You may have heard your doctor or nurse say it. But what is normal?

New blood pressure guidelines were recently released by the American College of Cardiology/American Heart Association Task Force. The goal was to update the prior guidelines released in 2003 by the Joint National Commission on Prevention, Detection, Evaluation, and Treatment of High Blood Pressure.

“In the past, if you were between 120-139 and 80-90, you were considered as having prehypertension,” says Jennifer Beach, MD, a primary care physician at Beth Israel Deaconess Medical Center’s (BIDMC) Healthcare Associates primary care practice. “Now the guidelines separate 120-129 over 80 or more as ‘elevated’ and 130-139 over 80-89 as Stage 1. What was previously Stage 1, more than 140 over more than 90, is now Stage 2. This change was brought about to emphasize the importance of recognizing elevated blood pressures earlier in life and treating them to prevent complications.”

For those who now fall into an “elevated” stage, it does not necessarily mean taking medication will become part of your daily routine.  

“Lifestyle change is recommended for patients who fall between 120-139 over 80-89,” says Dr. Beach. “It can potentially delay or reduce your need for medication. That said, lifestyle changes are often hard to maintain. Realistic goals and expectations are important.”  

The new guidelines suggest medication for Stage 1 hypertension (130-139 over 80-89) only if a patient has already had a heart attack or stroke, or is at high risk of heart attack or stroke based on age, has diabetes, chronic kidney disease, or other risk factors.  

Dr. Beach also stresses the importance of an accurate diagnosis of high blood pressure. Some people who arrive at a doctor’s appointment just got out of stressful, heavy traffic or had a caffeinated beverage, both of which can raise your blood pressure. Some prescription and non-prescription medications can also raise your levels. Others experience “white coat” syndrome, feeling anxious in a medical environment that results in an abnormally high blood pressure.

“I recommend that decisions about treating high blood pressure, by lifestyle or by medication, be made only after several readings which are properly taken and have consistently shown elevated levels,” says Dr. Beach.

Her recommendations for accurate readings include:

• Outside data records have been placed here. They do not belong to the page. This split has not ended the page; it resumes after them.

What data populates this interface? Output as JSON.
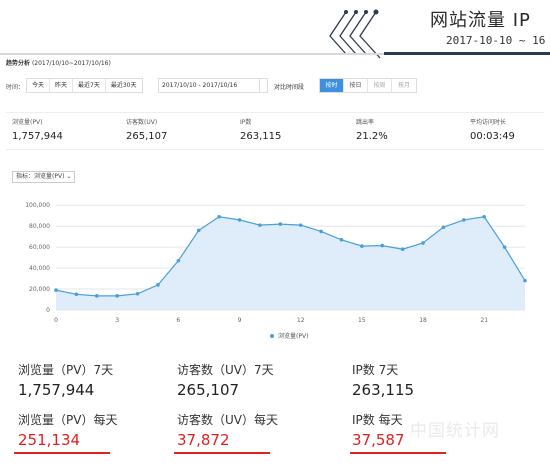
{
  "banner": {
    "title": "网站流量 IP",
    "date_range": "2017-10-10 ~ 16"
  },
  "panel": {
    "title": "趋势分析",
    "title_range": "(2017/10/10~2017/10/16)",
    "time_label": "时间：",
    "quick_ranges": [
      "今天",
      "昨天",
      "最近7天",
      "最近30天"
    ],
    "date_input": "2017/10/10 - 2017/10/16",
    "compare_label": "对比时间段",
    "granularity": [
      "按时",
      "按日",
      "按周",
      "按月"
    ],
    "granularity_active": "按时",
    "metric_select": "指标：浏览量(PV)"
  },
  "metrics": [
    {
      "label": "浏览量(PV)",
      "value": "1,757,944"
    },
    {
      "label": "访客数(UV)",
      "value": "265,107"
    },
    {
      "label": "IP数",
      "value": "263,115"
    },
    {
      "label": "跳出率",
      "value": "21.2%"
    },
    {
      "label": "平均访问时长",
      "value": "00:03:49"
    }
  ],
  "chart_data": {
    "type": "area",
    "x": [
      0,
      1,
      2,
      3,
      4,
      5,
      6,
      7,
      8,
      9,
      10,
      11,
      12,
      13,
      14,
      15,
      16,
      17,
      18,
      19,
      20,
      21,
      22,
      23
    ],
    "x_ticks": [
      "0",
      "3",
      "6",
      "9",
      "12",
      "15",
      "18",
      "21"
    ],
    "y_ticks": [
      "0",
      "20,000",
      "40,000",
      "60,000",
      "80,000",
      "100,000"
    ],
    "ylim": [
      0,
      105000
    ],
    "series": [
      {
        "name": "浏览量(PV)",
        "values": [
          19000,
          15000,
          13500,
          13500,
          15500,
          24000,
          47000,
          76000,
          89000,
          86000,
          81000,
          82000,
          81000,
          75000,
          67000,
          61000,
          61500,
          58000,
          64000,
          79000,
          86000,
          89000,
          60000,
          28000
        ],
        "color": "#4a9fd8"
      }
    ],
    "grid": true,
    "legend": "bottom"
  },
  "summary": {
    "weekly": [
      {
        "label": "浏览量（PV）7天",
        "value": "1,757,944"
      },
      {
        "label": "访客数（UV）7天",
        "value": "265,107"
      },
      {
        "label": "IP数 7天",
        "value": "263,115"
      }
    ],
    "daily": [
      {
        "label": "浏览量（PV）每天",
        "value": "251,134"
      },
      {
        "label": "访客数（UV）每天",
        "value": "37,872"
      },
      {
        "label": "IP数 每天",
        "value": "37,587"
      }
    ],
    "highlight_color": "#e02020"
  },
  "watermark": "中国统计网"
}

  • Check your pressure after sitting quietly for five minutes with your back supported and your feet flat on the ground.  
  • Make sure the blood pressure cuff is appropriately sized for your arm and placed over bare skin with the arm supported approximately at heart level.  
  • Monitor blood pressure at home or use an ambulatory blood pressure device for 24 hours before confirming a new diagnosis of hypertension.

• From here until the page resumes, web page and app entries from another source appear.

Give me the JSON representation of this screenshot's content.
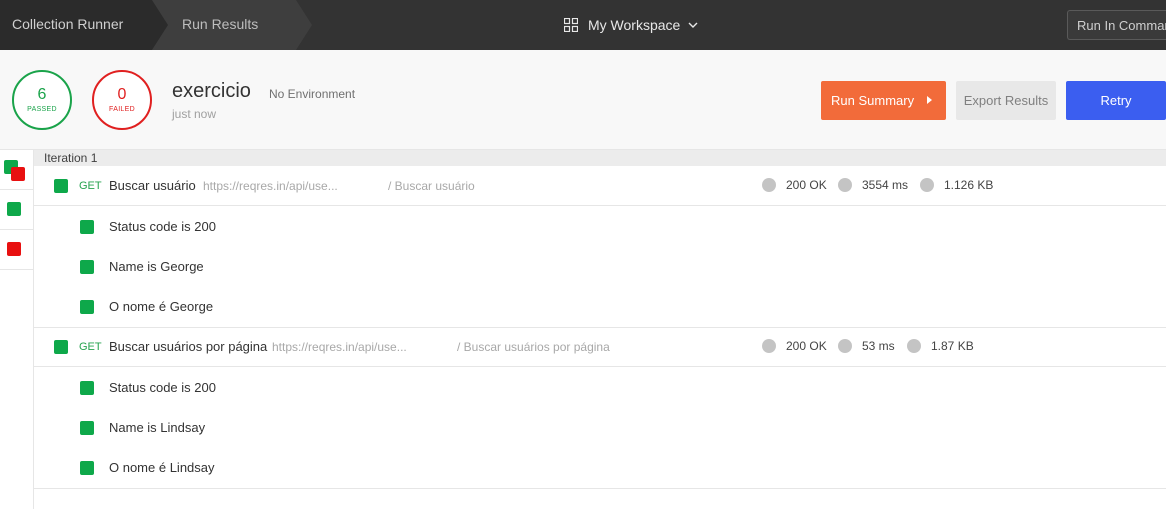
{
  "topbar": {
    "crumb_runner": "Collection Runner",
    "crumb_results": "Run Results",
    "workspace": "My Workspace",
    "run_command": "Run In Command Line"
  },
  "summary": {
    "passed_count": "6",
    "passed_label": "PASSED",
    "failed_count": "0",
    "failed_label": "FAILED",
    "collection_name": "exercicio",
    "environment": "No Environment",
    "time": "just now",
    "run_summary_label": "Run Summary",
    "export_label": "Export Results",
    "retry_label": "Retry"
  },
  "iteration_label": "Iteration 1",
  "requests": [
    {
      "method": "GET",
      "name": "Buscar usuário",
      "url": "https://reqres.in/api/use...",
      "path": "/ Buscar usuário",
      "status": "200 OK",
      "time": "3554 ms",
      "size": "1.126 KB",
      "tests": [
        "Status code is 200",
        "Name is George",
        "O nome é George"
      ]
    },
    {
      "method": "GET",
      "name": "Buscar usuários por página",
      "url": "https://reqres.in/api/use...",
      "path": "/ Buscar usuários por página",
      "status": "200 OK",
      "time": "53 ms",
      "size": "1.87 KB",
      "tests": [
        "Status code is 200",
        "Name is Lindsay",
        "O nome é Lindsay"
      ]
    }
  ],
  "colors": {
    "pass": "#0ea84a",
    "fail": "#e81010",
    "accent_orange": "#f26b3a",
    "accent_blue": "#3b5ef0"
  }
}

Most importantly, Dr. Beach recommends that patients be honest with their physicians about their lifestyle, including diet, exercise, alcohol consumption, and tobacco smoking habits. If blood pressure medication is prescribed, it’s important to take it consistently.

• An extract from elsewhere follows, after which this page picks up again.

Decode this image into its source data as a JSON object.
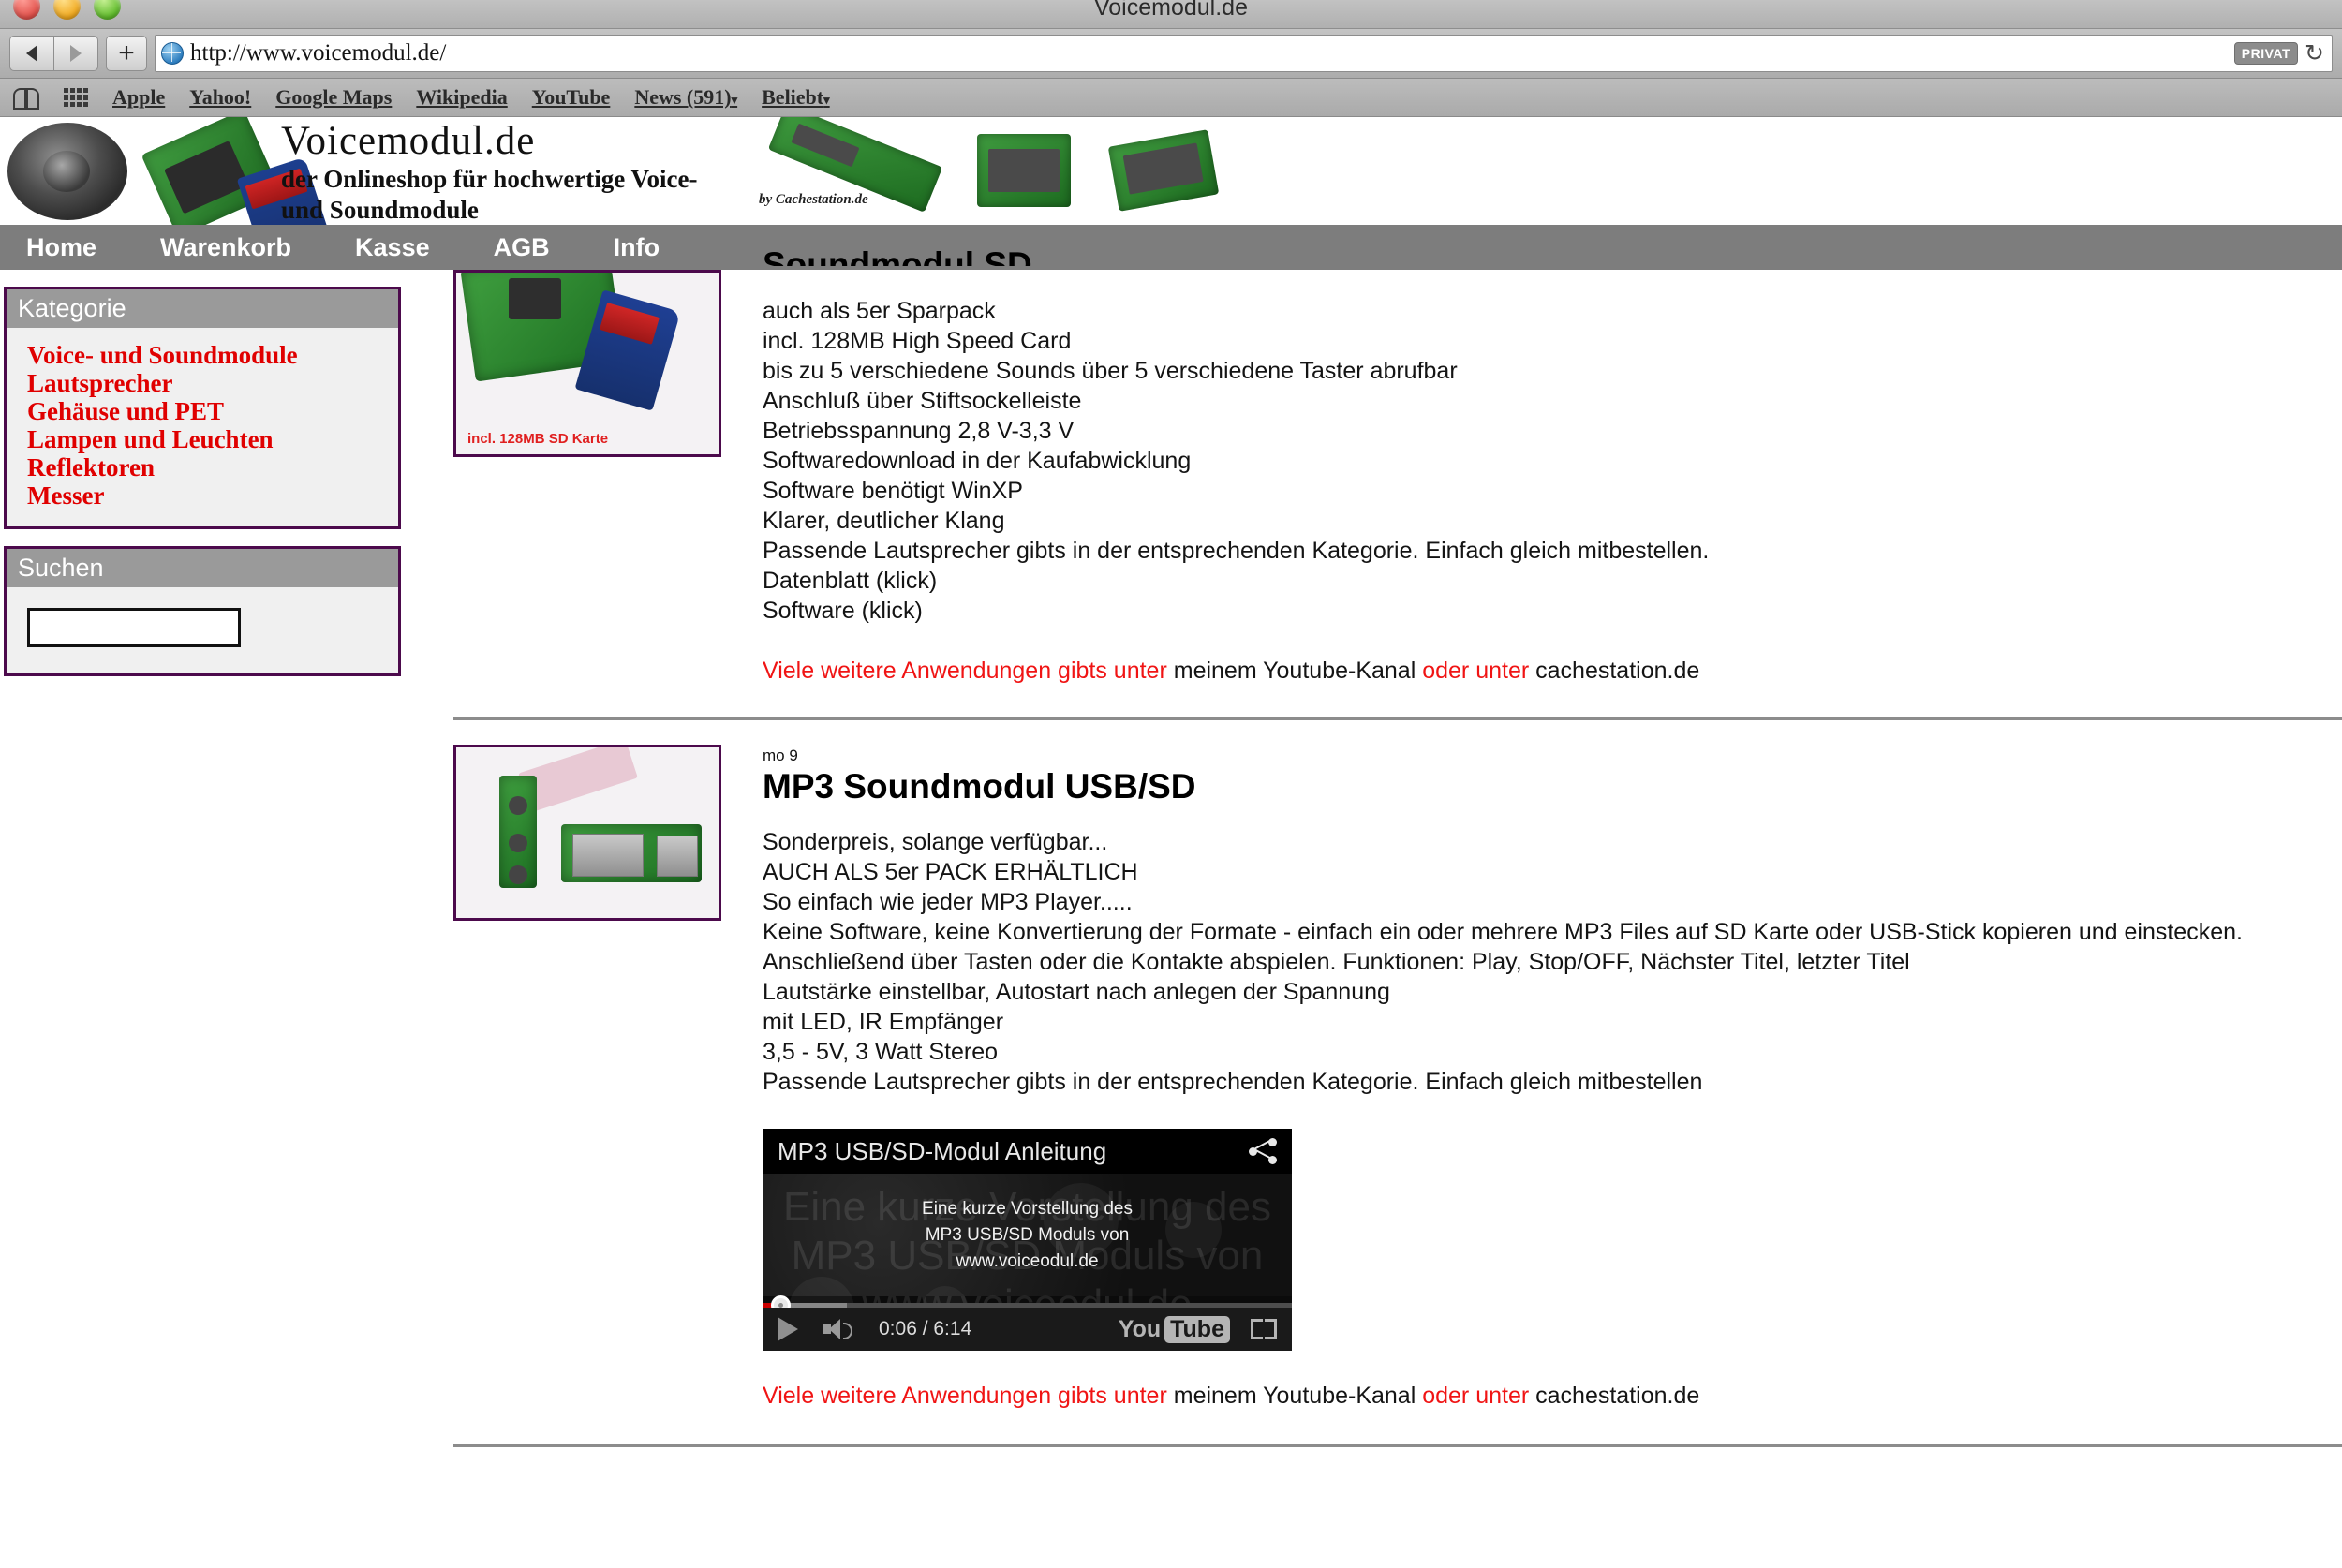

“Medical knowledge is an evolving science,” says Dr. Beach. “These guidelines are based on the opinions of a wide range of experts based on their interpretation of the best current data available. Like many things in medicine, this may and likely will change again in the future as more studies are done and our understanding of the human condition advances and becomes more sophisticated.”

For more information, visit bidmc.org